i. a grant of an interest in land that entitles a person to use land possessed by others
i. Positive / affirmative
a) non-possessory right to use and enjoy the land
a) forbid someone from using their property in a certain way
2. Easements appurtenant and in gross
a. Easement appurtenant
i. right to use someone's property for the benefit of the land
a) land the is being used / restricted is called the servient tenement
b) land benefited is the dominant tenement
ii. attached to the dominant tenement and passes with the tenement to any subsequent owner of the tenement
b. Easement in gross
i. easement does not benefit its owner in the use and enjoyment of his land, but merely gives him the right to use the servient land --- benefit the owner only personally not in connection with his ownership or use of any specific parcel of land
a) easements for utilities, street easements, and railroad easements
ii. easement right does not pass with the land but can be assigned
c. Easement appurtenant favored over an easement in gross
i. the burden passess to subsequent owners of the servient land. the owner of an easement does not have merely contract rights against the original grantor of the easement but also has rights against all successors to the grantor
4. Profit compared
a. a profit is the right to take something off another's land that is part of the land or a product of the land.
i. crops, timber, minerals, wild game, and fish
b. when a profit is granted, an easement to go onto the land and remove the subject matter is implied
5. License compared
a. a license is permission to go upon land belonging to the licensor. Revocable at the will of the licensor.
a) reasonable necessity describes the stance most courts take -- most courts will find the requirement satisfied if the owner of the dominant tenement would be put to appreciable expense to provide a substitute of the claimed easement

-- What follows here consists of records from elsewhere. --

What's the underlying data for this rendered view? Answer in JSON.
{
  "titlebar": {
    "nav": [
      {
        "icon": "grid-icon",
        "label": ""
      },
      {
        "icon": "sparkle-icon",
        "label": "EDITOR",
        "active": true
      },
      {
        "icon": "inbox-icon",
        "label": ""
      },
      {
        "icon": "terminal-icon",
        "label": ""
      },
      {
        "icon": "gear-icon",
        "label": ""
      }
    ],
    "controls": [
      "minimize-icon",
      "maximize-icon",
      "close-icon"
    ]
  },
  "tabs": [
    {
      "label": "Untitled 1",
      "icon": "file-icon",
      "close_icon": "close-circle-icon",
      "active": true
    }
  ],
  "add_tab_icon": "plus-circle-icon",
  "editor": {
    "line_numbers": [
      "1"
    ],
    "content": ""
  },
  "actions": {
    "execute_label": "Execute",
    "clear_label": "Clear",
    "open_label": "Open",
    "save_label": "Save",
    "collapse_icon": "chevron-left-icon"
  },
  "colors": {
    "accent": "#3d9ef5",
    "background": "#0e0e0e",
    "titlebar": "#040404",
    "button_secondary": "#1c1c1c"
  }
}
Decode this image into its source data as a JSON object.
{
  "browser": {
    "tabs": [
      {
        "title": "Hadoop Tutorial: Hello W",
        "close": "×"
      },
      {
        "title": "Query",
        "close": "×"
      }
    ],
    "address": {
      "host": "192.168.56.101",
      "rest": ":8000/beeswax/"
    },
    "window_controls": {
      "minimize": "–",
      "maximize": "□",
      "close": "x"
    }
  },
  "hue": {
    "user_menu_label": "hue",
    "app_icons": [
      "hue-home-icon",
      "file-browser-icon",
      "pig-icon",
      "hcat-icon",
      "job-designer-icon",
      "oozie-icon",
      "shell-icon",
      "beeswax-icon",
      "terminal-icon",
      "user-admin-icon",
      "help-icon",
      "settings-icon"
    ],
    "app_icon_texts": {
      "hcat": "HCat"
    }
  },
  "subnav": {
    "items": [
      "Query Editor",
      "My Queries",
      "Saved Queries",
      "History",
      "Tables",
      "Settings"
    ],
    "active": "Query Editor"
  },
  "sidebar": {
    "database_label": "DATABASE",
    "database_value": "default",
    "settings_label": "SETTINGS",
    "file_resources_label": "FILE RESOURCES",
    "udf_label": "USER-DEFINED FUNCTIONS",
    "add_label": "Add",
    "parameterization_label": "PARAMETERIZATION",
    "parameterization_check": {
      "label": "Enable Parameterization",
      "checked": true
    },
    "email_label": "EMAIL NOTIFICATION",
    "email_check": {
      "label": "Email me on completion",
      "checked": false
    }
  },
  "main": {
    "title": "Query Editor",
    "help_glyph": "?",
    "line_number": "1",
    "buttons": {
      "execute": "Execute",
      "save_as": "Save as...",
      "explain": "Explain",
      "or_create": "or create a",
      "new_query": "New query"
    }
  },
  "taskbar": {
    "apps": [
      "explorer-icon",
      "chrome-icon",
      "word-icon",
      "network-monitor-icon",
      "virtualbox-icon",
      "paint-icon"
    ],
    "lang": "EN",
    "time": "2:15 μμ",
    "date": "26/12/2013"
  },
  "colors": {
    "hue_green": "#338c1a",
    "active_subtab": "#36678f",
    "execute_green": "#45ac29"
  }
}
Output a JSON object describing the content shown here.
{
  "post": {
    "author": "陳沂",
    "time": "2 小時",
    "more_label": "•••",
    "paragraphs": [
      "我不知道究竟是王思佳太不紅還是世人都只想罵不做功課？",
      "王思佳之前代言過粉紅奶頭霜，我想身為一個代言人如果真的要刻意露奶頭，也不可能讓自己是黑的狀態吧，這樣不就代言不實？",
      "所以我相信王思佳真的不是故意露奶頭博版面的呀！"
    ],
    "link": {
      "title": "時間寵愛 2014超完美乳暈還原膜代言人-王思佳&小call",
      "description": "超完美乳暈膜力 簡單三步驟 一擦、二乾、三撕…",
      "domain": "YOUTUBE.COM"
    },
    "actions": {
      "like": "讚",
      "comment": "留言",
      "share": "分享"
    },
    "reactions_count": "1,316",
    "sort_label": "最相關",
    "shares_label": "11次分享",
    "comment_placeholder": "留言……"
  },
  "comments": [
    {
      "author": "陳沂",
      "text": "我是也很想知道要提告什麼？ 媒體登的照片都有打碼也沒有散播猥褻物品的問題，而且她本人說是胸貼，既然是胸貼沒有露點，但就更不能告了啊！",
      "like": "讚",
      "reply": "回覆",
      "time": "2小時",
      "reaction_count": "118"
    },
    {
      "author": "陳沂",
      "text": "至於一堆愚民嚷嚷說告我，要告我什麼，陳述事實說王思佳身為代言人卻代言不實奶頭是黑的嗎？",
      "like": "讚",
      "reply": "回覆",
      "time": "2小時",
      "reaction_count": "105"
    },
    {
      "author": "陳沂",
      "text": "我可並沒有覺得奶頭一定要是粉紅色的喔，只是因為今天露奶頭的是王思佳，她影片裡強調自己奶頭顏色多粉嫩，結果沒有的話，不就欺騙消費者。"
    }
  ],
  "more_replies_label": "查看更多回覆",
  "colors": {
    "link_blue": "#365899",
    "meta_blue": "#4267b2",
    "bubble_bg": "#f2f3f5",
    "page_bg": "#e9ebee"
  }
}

v. the usage is apparent
a) no problem when this deals with a well beaten path but what about underground uses (sewers / utilities) -- courts hold that these are apparent b/c discoverable by inspection of untility connections --- seems to indicate that reasonably discoverable is apparent

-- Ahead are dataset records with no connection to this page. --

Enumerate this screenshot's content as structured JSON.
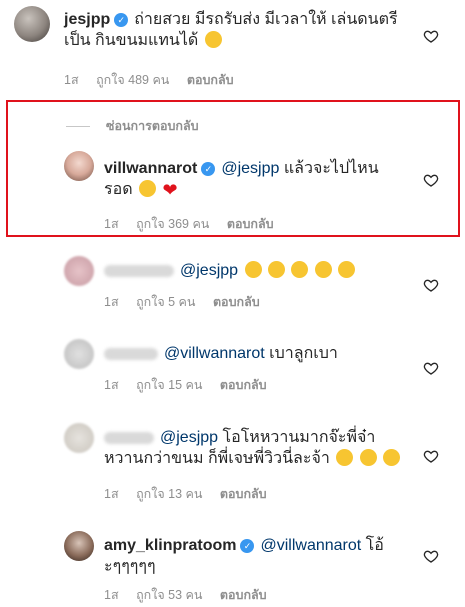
{
  "comments": [
    {
      "username": "jesjpp",
      "verified": true,
      "text": "ถ่ายสวย มีรถรับส่ง มีเวลาให้ เล่นดนตรีเป็น กินขนมแทนได้",
      "line1": "ถ่ายสวย มีรถรับส่ง มีเวลาให้ เล่นดนตรี",
      "line2": "เป็น กินขนมแทนได้",
      "time": "1ส",
      "likes": "ถูกใจ 489 คน",
      "reply": "ตอบกลับ"
    },
    {
      "username": "villwannarot",
      "verified": true,
      "mention": "@jesjpp",
      "line1": " แล้วจะไปไหน",
      "line2": "รอด",
      "time": "1ส",
      "likes": "ถูกใจ 369 คน",
      "reply": "ตอบกลับ"
    },
    {
      "mention": "@jesjpp",
      "text": "",
      "time": "1ส",
      "likes": "ถูกใจ 5 คน",
      "reply": "ตอบกลับ"
    },
    {
      "mention": "@villwannarot",
      "text": " เบาลูกเบา",
      "time": "1ส",
      "likes": "ถูกใจ 15 คน",
      "reply": "ตอบกลับ"
    },
    {
      "mention": "@jesjpp",
      "line1": " โอโหหวานมากจ๊ะพี่จ๋า",
      "line2": "หวานกว่าขนม ก็พี่เจษพี่วิวนี่ละจ้า",
      "time": "1ส",
      "likes": "ถูกใจ 13 คน",
      "reply": "ตอบกลับ"
    },
    {
      "username": "amy_klinpratoom",
      "verified": true,
      "mention": "@villwannarot",
      "line1": " โอ้",
      "line2": "ะๆๆๆๆๆ",
      "time": "1ส",
      "likes": "ถูกใจ 53 คน",
      "reply": "ตอบกลับ"
    }
  ],
  "hide_replies": "ซ่อนการตอบกลับ",
  "icons": {
    "like": "heart-outline-icon",
    "verified": "verified-badge-icon"
  },
  "colors": {
    "highlight_border": "#e0121c",
    "mention": "#00376b",
    "meta": "#8e8e8e",
    "verified": "#3897f0"
  }
}
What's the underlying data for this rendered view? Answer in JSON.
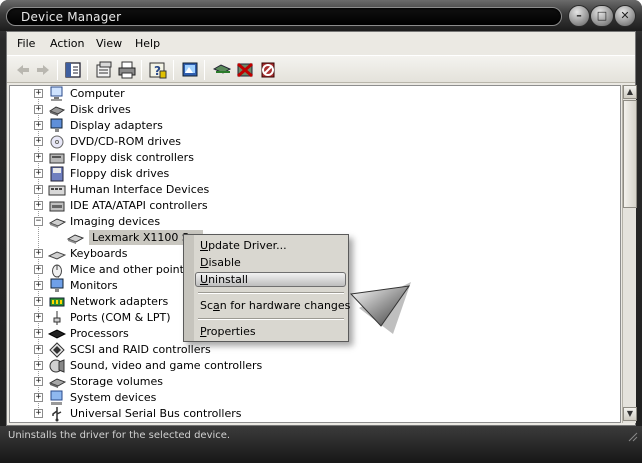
{
  "window": {
    "title": "Device Manager"
  },
  "menubar": {
    "items": [
      "File",
      "Action",
      "View",
      "Help"
    ]
  },
  "toolbar": {
    "buttons": [
      "back-icon",
      "forward-icon",
      "show-hide-tree-icon",
      "properties-icon",
      "print-icon",
      "help-icon",
      "scan-hardware-icon",
      "update-driver-icon",
      "disable-icon",
      "uninstall-icon"
    ]
  },
  "tree": {
    "categories": [
      {
        "label": "Computer",
        "icon": "computer-icon",
        "expanded": false
      },
      {
        "label": "Disk drives",
        "icon": "disk-drive-icon",
        "expanded": false
      },
      {
        "label": "Display adapters",
        "icon": "display-adapter-icon",
        "expanded": false
      },
      {
        "label": "DVD/CD-ROM drives",
        "icon": "cdrom-icon",
        "expanded": false
      },
      {
        "label": "Floppy disk controllers",
        "icon": "floppy-controller-icon",
        "expanded": false
      },
      {
        "label": "Floppy disk drives",
        "icon": "floppy-drive-icon",
        "expanded": false
      },
      {
        "label": "Human Interface Devices",
        "icon": "hid-icon",
        "expanded": false
      },
      {
        "label": "IDE ATA/ATAPI controllers",
        "icon": "ide-controller-icon",
        "expanded": false
      },
      {
        "label": "Imaging devices",
        "icon": "scanner-icon",
        "expanded": true
      },
      {
        "label": "Lexmark X1100 Ser",
        "icon": "scanner-icon",
        "child": true
      },
      {
        "label": "Keyboards",
        "icon": "keyboard-icon",
        "expanded": false
      },
      {
        "label": "Mice and other pointing",
        "icon": "mouse-icon",
        "expanded": false
      },
      {
        "label": "Monitors",
        "icon": "monitor-icon",
        "expanded": false
      },
      {
        "label": "Network adapters",
        "icon": "network-adapter-icon",
        "expanded": false
      },
      {
        "label": "Ports (COM & LPT)",
        "icon": "port-icon",
        "expanded": false
      },
      {
        "label": "Processors",
        "icon": "processor-icon",
        "expanded": false
      },
      {
        "label": "SCSI and RAID controllers",
        "icon": "scsi-icon",
        "expanded": false
      },
      {
        "label": "Sound, video and game controllers",
        "icon": "sound-icon",
        "expanded": false
      },
      {
        "label": "Storage volumes",
        "icon": "storage-icon",
        "expanded": false
      },
      {
        "label": "System devices",
        "icon": "system-icon",
        "expanded": false
      },
      {
        "label": "Universal Serial Bus controllers",
        "icon": "usb-icon",
        "expanded": false
      }
    ]
  },
  "context_menu": {
    "items": [
      {
        "label": "Update Driver...",
        "underline": "U",
        "rest": "pdate Driver..."
      },
      {
        "label": "Disable",
        "underline": "D",
        "rest": "isable"
      },
      {
        "label": "Uninstall",
        "underline": "U",
        "rest": "ninstall",
        "highlighted": true
      },
      {
        "label": "Scan for hardware changes",
        "pre": "Sc",
        "underline": "a",
        "rest": "n for hardware changes"
      },
      {
        "label": "Properties",
        "underline": "P",
        "rest": "roperties"
      }
    ]
  },
  "statusbar": {
    "text": "Uninstalls the driver for the selected device."
  },
  "colors": {
    "frame": "#1f1f1f",
    "client": "#ebe9e3",
    "tree_bg": "#ffffff",
    "menu_bg": "#d9d7d0",
    "status_text": "#d2d2d2"
  }
}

vi. some cases require that the usage be continuous but this has pretty much died away
vii. courts may be less disposed to find, and to require stronger proof or, a reserved than a granted implied easement
8. Easements Implied From Necessity
i. a conveyance
ii. of a physical part only of the grantor's land (hence he retains part, usually adjoining the part conveyed);
iii. and after severance of the two parcels, it is necessary to pass over one of them to reach any public street or road from the other.
b. Difference from above easement?
i. no pre-existing prior use is required -- the severence will more or less landlock one of the parcels unless its owner is given implied access over the other parcel
c. Limitation of doctrine?
i. limited to ways of necessity -- harder to make out a case of necessity for some use, such as utility lines, other than access
ii. Nonetheless, the argument would seem plausible in a strong case
d. What does necessary mean?
i. completely landlocked clearly meets the definition
ii. If a claimant has free access to some part of his land, he cannot make out a way of necessity to another part just because it would be more convenient
i. the actual, open, notorious, hostile, continuous and exclusive use of another's land
d. use of possession?
i. overhanging eaves?
a) generally seen as uses
ii. paved driveway?
a) use but it is permanent?
iii. It seems that the test should flow from the principle that possession implies not only the possessor's use but his exclusion of others, while use involves only limited activities that do not imply or require that others be excluded
iv. Common driveway by oral agreement?
a) is this hostile? Depends on the interpretation of the courts -- but adverse claimant has a burden to show notorious acts beyond the scope of the permission
11. Creation by Estoppel or Part Performance
i. a person may become unconditionally entitled to the use of land through an oral agreement followed by certain types of conduct. Pursuant to the agreement, the licensee must ahve expended money property or labor which he would not have spent but for the lecense, and the licensor must have had reason to anticipate the expenditure